We have an uneventful trip at the crowded grocery store, collect our items, and a new toy, and head out. The grocery store trip was accompanied by the 5-year-old being able to ride on the cart (in ways store staff don’t always approve) most of the trip. I was comfortable with this mode of transport as it 1) let me know where the 5-year-old is always and 2) kept him occupied in a pleasant way. All tactics aid to keeping the 5-year-old chipper, avoiding meltdowns, and allowing said child to remain obedient. All these things make mother pleased.
Once we are loaded into our car, backed out of the parking light, where full-trendy-grocery store parking dances commence (the car next to us pulls out, another pulls in, we pull out, another pulls in behind us, while dancing around drivers who quickly turned to pedestrians whilst navigating said parking lot and dance), and on the road — I tell the 5-year-old what’s for dinner.

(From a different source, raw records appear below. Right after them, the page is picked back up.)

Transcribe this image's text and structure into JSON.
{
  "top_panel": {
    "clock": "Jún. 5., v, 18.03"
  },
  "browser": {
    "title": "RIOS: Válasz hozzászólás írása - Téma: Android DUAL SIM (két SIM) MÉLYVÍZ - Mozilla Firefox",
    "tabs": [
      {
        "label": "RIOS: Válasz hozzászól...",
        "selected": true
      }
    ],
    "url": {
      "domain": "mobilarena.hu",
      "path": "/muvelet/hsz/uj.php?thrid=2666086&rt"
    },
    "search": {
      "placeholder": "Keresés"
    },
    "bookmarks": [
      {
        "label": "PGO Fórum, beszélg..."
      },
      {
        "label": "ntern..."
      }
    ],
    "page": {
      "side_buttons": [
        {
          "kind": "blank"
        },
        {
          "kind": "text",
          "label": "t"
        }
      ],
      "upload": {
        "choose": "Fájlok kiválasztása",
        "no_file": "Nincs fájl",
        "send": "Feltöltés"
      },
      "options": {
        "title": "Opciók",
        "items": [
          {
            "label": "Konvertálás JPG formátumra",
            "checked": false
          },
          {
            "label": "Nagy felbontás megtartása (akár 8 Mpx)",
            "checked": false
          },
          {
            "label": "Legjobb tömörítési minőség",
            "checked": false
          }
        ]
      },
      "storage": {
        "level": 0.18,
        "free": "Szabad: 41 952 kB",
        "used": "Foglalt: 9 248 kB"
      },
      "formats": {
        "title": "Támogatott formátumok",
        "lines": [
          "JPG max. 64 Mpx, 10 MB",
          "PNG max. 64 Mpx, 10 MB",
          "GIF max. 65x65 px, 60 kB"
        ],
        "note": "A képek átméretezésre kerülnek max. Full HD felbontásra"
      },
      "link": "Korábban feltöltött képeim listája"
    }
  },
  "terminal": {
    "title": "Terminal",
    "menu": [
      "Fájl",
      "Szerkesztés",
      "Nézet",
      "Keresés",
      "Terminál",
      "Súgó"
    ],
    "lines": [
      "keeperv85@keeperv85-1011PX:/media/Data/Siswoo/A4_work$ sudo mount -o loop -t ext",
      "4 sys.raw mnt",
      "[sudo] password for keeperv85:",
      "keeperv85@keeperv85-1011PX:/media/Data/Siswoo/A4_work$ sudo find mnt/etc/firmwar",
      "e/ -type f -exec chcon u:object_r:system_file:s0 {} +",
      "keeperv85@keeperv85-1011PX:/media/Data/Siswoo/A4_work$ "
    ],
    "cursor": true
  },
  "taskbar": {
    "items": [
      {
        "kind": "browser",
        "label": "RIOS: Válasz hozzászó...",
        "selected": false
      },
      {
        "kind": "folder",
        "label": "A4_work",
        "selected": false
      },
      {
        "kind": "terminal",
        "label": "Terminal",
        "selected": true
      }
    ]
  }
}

It goes something like this:
“So, when we get home, we’ll have grilled cheese sandwiches for dinner. Okay?”
“Ooh, and I can have gold-fish crackers too!” replies the now excited 5-year-old.
“Yes! You can have gold-fish crackers with your grilled cheese sandwich.” I assure the 5-year-old, relieved that tonight, we can forego the nightly dinner argument.

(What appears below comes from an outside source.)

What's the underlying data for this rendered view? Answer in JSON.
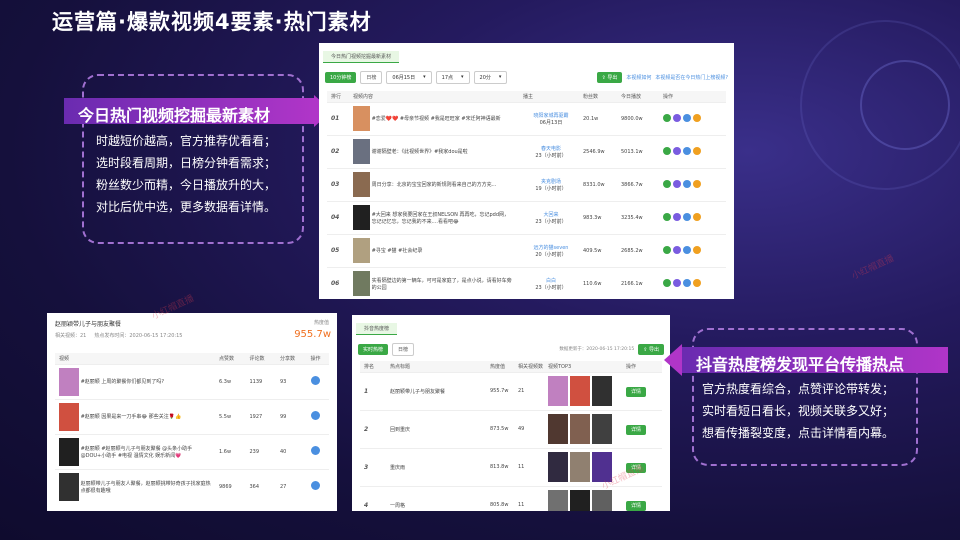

Fast forward to being home, having groceries put away, the 5-year-old watching a Barney-Thomas the Train-Bob the BuilderDVD on loan from the library, me grilling the sandwiches away. (Mine is more gourmet adorned with the deli meat and swiss cheese).
Note: Our microwave broke several weeks ago, beyond repair. We are down to a puny heel of bread. I brought two, very frozen loaves up from the deep freeze. They are now (3 hours later) thawed to a usable stage.
I let his small, grilled cheese sandwich cool, cut in half, on a plate while mine finishes. I mention to the 5-year-old that his grilled cheese sandwich is nearly done. I will even let him eat in the living room. (I don’t want arguments. I want easy dinner time which should transfer to easy bedtime.)
I hear no reply and mistake (yes, mistake) that for continued acceptance of before mentioned and vetted dinner menu. The gold-fish crackers have already been consumed.
The 5-year-old walks to the kitchen. The 5-year-old notes that these are indeed grilled cheese sandwiches.
Get it? Grilled cheese is toasted, crumbly bread, after it is grilled appropriately. It makes more crumbs than a fresh loaf of bread (one that is not available due to our no-microwave-fresh-from-the-freezer-state of bread).
I insisted that this indeed for dinner. After a 10-20 minute whine-fest in his room, the 5-year-old comes out. (The rule is that the living room and kitchen are more or less “happy zones”, any other inconsolable fit must be had in his room. He is allowed to return when he is in a better mood. We have found this to be a good tactic toward self-soothing.)
He says, “I can eat the grilled cheese sandwich in the living room, right?”
Ah, the life of a parent. It’s never-ending, unpredictable roller-coaster ride of developing minds.